━━━ Given entries ━━━
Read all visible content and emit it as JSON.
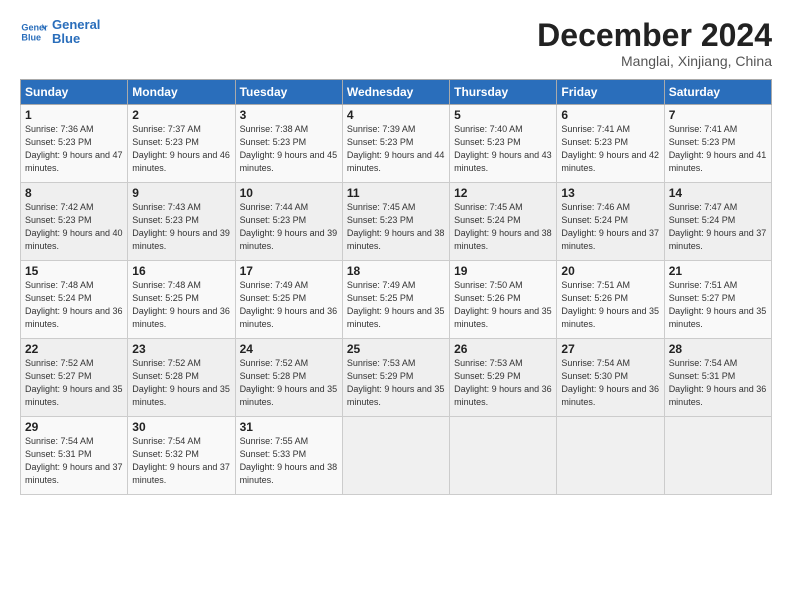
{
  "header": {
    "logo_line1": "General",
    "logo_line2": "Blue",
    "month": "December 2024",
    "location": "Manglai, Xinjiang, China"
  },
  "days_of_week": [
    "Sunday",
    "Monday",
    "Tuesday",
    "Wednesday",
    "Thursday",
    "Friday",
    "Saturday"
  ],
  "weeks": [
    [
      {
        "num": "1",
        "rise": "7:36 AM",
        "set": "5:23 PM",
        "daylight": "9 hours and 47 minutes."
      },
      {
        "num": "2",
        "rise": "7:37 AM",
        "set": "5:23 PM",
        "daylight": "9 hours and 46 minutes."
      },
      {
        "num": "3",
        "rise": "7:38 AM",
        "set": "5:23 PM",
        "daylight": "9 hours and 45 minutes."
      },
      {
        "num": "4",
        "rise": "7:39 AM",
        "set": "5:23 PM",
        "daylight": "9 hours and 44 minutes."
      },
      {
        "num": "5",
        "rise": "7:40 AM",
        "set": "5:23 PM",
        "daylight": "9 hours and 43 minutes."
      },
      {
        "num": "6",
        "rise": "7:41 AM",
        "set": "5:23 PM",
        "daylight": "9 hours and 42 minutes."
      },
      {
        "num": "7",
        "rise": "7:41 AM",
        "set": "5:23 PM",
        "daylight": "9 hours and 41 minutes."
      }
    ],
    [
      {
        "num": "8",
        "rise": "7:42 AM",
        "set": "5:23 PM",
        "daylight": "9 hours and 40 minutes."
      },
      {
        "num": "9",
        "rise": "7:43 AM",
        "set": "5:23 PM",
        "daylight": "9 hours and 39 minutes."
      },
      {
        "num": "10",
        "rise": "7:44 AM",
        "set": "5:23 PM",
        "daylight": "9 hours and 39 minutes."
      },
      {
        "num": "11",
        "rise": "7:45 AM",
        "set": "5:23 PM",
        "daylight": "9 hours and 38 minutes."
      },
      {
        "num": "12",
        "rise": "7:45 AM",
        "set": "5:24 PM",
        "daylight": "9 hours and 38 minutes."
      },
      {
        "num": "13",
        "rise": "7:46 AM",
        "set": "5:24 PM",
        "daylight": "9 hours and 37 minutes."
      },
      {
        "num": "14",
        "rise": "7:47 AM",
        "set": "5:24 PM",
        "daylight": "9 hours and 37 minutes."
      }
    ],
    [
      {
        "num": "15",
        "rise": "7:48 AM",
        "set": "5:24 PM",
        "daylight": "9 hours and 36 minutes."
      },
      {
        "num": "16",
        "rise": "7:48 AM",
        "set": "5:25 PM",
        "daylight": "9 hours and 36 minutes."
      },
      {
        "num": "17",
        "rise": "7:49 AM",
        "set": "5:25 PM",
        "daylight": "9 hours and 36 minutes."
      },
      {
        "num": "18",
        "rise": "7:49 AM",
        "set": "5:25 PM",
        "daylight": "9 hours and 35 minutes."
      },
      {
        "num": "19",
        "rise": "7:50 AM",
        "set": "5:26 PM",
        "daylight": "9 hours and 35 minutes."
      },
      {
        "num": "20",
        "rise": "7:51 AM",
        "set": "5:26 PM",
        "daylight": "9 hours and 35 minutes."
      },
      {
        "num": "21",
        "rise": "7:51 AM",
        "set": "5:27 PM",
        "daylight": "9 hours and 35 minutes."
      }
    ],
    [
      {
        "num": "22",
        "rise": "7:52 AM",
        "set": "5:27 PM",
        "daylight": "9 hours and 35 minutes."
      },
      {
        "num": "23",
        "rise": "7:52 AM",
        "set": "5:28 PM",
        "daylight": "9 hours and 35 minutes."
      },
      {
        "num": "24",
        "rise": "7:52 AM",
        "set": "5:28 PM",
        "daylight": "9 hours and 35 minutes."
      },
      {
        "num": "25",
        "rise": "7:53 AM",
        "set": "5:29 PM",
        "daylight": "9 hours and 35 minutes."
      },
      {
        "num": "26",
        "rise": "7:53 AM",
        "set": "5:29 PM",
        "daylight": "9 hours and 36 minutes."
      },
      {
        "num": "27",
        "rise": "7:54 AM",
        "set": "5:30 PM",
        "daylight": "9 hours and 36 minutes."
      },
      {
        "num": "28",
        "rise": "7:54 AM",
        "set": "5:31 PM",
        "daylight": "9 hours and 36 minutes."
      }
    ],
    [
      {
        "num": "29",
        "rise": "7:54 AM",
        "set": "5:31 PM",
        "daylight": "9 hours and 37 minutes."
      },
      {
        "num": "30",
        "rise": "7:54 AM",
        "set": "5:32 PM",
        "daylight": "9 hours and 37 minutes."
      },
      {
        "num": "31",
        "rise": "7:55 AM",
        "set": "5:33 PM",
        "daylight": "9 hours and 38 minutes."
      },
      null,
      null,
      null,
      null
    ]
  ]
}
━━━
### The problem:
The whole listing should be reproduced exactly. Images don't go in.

### Answer to this problem:
Read all visible content and emit it as JSON.
{
  "header": {
    "logo_line1": "General",
    "logo_line2": "Blue",
    "month": "December 2024",
    "location": "Manglai, Xinjiang, China"
  },
  "days_of_week": [
    "Sunday",
    "Monday",
    "Tuesday",
    "Wednesday",
    "Thursday",
    "Friday",
    "Saturday"
  ],
  "weeks": [
    [
      {
        "num": "1",
        "rise": "7:36 AM",
        "set": "5:23 PM",
        "daylight": "9 hours and 47 minutes."
      },
      {
        "num": "2",
        "rise": "7:37 AM",
        "set": "5:23 PM",
        "daylight": "9 hours and 46 minutes."
      },
      {
        "num": "3",
        "rise": "7:38 AM",
        "set": "5:23 PM",
        "daylight": "9 hours and 45 minutes."
      },
      {
        "num": "4",
        "rise": "7:39 AM",
        "set": "5:23 PM",
        "daylight": "9 hours and 44 minutes."
      },
      {
        "num": "5",
        "rise": "7:40 AM",
        "set": "5:23 PM",
        "daylight": "9 hours and 43 minutes."
      },
      {
        "num": "6",
        "rise": "7:41 AM",
        "set": "5:23 PM",
        "daylight": "9 hours and 42 minutes."
      },
      {
        "num": "7",
        "rise": "7:41 AM",
        "set": "5:23 PM",
        "daylight": "9 hours and 41 minutes."
      }
    ],
    [
      {
        "num": "8",
        "rise": "7:42 AM",
        "set": "5:23 PM",
        "daylight": "9 hours and 40 minutes."
      },
      {
        "num": "9",
        "rise": "7:43 AM",
        "set": "5:23 PM",
        "daylight": "9 hours and 39 minutes."
      },
      {
        "num": "10",
        "rise": "7:44 AM",
        "set": "5:23 PM",
        "daylight": "9 hours and 39 minutes."
      },
      {
        "num": "11",
        "rise": "7:45 AM",
        "set": "5:23 PM",
        "daylight": "9 hours and 38 minutes."
      },
      {
        "num": "12",
        "rise": "7:45 AM",
        "set": "5:24 PM",
        "daylight": "9 hours and 38 minutes."
      },
      {
        "num": "13",
        "rise": "7:46 AM",
        "set": "5:24 PM",
        "daylight": "9 hours and 37 minutes."
      },
      {
        "num": "14",
        "rise": "7:47 AM",
        "set": "5:24 PM",
        "daylight": "9 hours and 37 minutes."
      }
    ],
    [
      {
        "num": "15",
        "rise": "7:48 AM",
        "set": "5:24 PM",
        "daylight": "9 hours and 36 minutes."
      },
      {
        "num": "16",
        "rise": "7:48 AM",
        "set": "5:25 PM",
        "daylight": "9 hours and 36 minutes."
      },
      {
        "num": "17",
        "rise": "7:49 AM",
        "set": "5:25 PM",
        "daylight": "9 hours and 36 minutes."
      },
      {
        "num": "18",
        "rise": "7:49 AM",
        "set": "5:25 PM",
        "daylight": "9 hours and 35 minutes."
      },
      {
        "num": "19",
        "rise": "7:50 AM",
        "set": "5:26 PM",
        "daylight": "9 hours and 35 minutes."
      },
      {
        "num": "20",
        "rise": "7:51 AM",
        "set": "5:26 PM",
        "daylight": "9 hours and 35 minutes."
      },
      {
        "num": "21",
        "rise": "7:51 AM",
        "set": "5:27 PM",
        "daylight": "9 hours and 35 minutes."
      }
    ],
    [
      {
        "num": "22",
        "rise": "7:52 AM",
        "set": "5:27 PM",
        "daylight": "9 hours and 35 minutes."
      },
      {
        "num": "23",
        "rise": "7:52 AM",
        "set": "5:28 PM",
        "daylight": "9 hours and 35 minutes."
      },
      {
        "num": "24",
        "rise": "7:52 AM",
        "set": "5:28 PM",
        "daylight": "9 hours and 35 minutes."
      },
      {
        "num": "25",
        "rise": "7:53 AM",
        "set": "5:29 PM",
        "daylight": "9 hours and 35 minutes."
      },
      {
        "num": "26",
        "rise": "7:53 AM",
        "set": "5:29 PM",
        "daylight": "9 hours and 36 minutes."
      },
      {
        "num": "27",
        "rise": "7:54 AM",
        "set": "5:30 PM",
        "daylight": "9 hours and 36 minutes."
      },
      {
        "num": "28",
        "rise": "7:54 AM",
        "set": "5:31 PM",
        "daylight": "9 hours and 36 minutes."
      }
    ],
    [
      {
        "num": "29",
        "rise": "7:54 AM",
        "set": "5:31 PM",
        "daylight": "9 hours and 37 minutes."
      },
      {
        "num": "30",
        "rise": "7:54 AM",
        "set": "5:32 PM",
        "daylight": "9 hours and 37 minutes."
      },
      {
        "num": "31",
        "rise": "7:55 AM",
        "set": "5:33 PM",
        "daylight": "9 hours and 38 minutes."
      },
      null,
      null,
      null,
      null
    ]
  ]
}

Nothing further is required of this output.